Sixth, develop yourself, your colleagues and your direct reports. Each of us has learned what we know because of the efforts of others to teach us. Never stop forcing yourself to learn new things and get better at what you're doing. Then put the same energy back into helping others do the same, whether they are colleagues or team members. You owe it to them to tell them how they are really doing and how they can get better. So, back to the title of the post - name the behaviour.

----------------------------
Postscript: I've received some interesting comments about other behaviours which help in-housers to succeed. For those interested in further reading on this topic, I recommend the Reebok Rules, published in the ACCA Docket in 1992 (http://bit.ly/fjPAWM).
----------------------------
Next time, I'm going in a different direction, looking at everything from LPOs to the law firm business model. The topic will be "What's the shape of the legal department in five years from now?"

3 comments:

  1. To this list I'd suggest adding: Be good at networking.
    To be effective, in house lawyers need to be approachable, and get to know people across the business in other departments. If you are known to people they are much more likely to raise questions with you at a time when you can prevent problems, rather than having to pick up the pieces when it blows up.

    ReplyDelete
  2. Like it - all good points, and ditto for Shireen's comment. On the fourth point, I would say that the solutions and options will come easier if one understands the financial, technical, operational, market (etc) factors affecting the issue at hand. That's what I would call commercial awareness, for what it's worth.

    ReplyDelete
  3. Surely these points are just as applicable to a lawyer in private practice? Good list though.

    However, on the "name the behaviour" point, the problem is that sometimes people draw the wrong conclusions from certain behaviour. Lateness might equal arrogance or it could just mean a person is disorganised. Or Spanish.

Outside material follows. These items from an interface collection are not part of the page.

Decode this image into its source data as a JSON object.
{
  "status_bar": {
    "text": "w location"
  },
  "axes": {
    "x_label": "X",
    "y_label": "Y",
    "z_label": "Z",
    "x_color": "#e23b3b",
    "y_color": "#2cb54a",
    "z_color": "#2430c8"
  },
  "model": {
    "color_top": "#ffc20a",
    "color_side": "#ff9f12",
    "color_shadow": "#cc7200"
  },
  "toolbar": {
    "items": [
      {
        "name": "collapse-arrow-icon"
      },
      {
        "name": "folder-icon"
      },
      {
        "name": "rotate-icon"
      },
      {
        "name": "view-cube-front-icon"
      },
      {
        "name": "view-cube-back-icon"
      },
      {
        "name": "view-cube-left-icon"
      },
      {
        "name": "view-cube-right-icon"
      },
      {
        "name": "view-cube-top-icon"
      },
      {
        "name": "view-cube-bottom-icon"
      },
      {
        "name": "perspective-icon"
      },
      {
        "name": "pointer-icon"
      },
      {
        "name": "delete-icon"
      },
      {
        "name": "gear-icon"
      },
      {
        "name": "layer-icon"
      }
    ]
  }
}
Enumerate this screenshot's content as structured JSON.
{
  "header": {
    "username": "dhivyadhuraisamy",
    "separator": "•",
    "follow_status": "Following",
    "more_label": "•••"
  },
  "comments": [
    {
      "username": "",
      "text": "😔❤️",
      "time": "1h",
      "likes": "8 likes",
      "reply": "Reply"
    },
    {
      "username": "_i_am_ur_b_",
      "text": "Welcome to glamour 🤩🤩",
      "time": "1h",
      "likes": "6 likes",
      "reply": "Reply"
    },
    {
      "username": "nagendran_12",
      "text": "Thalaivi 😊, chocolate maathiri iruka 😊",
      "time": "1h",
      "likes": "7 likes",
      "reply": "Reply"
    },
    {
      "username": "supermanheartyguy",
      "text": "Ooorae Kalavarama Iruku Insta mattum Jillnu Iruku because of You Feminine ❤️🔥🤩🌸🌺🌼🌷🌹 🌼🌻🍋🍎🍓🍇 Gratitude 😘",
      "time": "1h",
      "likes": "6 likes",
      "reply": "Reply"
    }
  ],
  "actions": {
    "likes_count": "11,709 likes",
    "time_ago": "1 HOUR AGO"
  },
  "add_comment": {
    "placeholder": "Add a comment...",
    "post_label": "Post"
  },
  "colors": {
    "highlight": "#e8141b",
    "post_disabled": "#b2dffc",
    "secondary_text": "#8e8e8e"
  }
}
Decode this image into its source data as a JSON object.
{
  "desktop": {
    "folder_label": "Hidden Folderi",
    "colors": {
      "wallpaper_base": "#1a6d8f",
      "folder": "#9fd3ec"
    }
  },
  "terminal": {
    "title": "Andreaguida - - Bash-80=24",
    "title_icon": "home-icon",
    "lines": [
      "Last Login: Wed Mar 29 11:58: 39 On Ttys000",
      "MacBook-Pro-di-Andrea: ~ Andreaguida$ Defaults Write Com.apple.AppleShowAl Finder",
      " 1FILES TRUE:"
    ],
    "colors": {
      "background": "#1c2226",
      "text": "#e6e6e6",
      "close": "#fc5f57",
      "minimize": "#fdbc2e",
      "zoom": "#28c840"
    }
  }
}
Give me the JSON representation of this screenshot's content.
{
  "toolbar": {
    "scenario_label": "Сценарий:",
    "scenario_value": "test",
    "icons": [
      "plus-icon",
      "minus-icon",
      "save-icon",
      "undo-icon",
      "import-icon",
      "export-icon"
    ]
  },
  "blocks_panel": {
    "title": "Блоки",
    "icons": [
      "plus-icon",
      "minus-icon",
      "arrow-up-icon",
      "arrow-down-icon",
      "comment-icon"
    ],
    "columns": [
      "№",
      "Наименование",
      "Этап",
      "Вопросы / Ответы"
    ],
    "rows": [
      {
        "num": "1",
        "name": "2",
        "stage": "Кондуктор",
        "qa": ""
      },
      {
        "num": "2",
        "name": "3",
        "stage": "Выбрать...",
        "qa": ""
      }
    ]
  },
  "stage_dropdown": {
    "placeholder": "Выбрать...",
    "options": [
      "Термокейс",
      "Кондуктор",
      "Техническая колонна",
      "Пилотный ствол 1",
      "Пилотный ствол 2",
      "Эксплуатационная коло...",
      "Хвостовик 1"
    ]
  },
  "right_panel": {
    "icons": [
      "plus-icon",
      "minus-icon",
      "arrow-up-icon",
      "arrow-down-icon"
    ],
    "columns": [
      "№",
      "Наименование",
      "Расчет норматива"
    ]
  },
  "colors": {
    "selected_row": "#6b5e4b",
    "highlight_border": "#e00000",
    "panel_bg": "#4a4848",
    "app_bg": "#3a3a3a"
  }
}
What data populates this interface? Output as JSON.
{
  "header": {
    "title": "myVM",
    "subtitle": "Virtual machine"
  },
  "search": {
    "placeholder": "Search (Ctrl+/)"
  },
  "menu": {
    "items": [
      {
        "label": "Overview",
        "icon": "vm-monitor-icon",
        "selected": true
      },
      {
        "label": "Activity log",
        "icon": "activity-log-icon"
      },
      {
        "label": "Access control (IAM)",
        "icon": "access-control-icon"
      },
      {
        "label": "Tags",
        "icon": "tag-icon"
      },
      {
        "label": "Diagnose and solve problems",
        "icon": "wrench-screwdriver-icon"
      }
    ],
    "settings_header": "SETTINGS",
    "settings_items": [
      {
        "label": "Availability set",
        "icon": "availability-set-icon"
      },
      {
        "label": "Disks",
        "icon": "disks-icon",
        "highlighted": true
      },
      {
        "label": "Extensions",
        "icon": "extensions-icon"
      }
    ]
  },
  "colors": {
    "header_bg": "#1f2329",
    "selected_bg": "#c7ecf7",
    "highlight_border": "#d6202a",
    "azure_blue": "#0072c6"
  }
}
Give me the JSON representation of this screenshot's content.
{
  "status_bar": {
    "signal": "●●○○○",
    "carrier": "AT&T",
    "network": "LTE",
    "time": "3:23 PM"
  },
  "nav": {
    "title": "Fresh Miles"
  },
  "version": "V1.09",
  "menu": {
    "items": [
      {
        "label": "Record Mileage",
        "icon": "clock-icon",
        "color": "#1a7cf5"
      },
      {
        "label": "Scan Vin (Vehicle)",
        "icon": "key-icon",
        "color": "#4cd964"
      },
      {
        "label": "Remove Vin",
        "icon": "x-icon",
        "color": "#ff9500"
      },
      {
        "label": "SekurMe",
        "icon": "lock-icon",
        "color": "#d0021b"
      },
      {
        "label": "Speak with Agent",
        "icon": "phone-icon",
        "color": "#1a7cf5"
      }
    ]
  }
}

    Equally, you can end up with a situation where people conform to a type of behaviour in order to project a certain image. For example, I think it is the mark of a confident lawyer to tell a client (or colleague) he has not got a clue what the client is talking about, rather than pretending to understand everything perfectly.

    ReplyDelete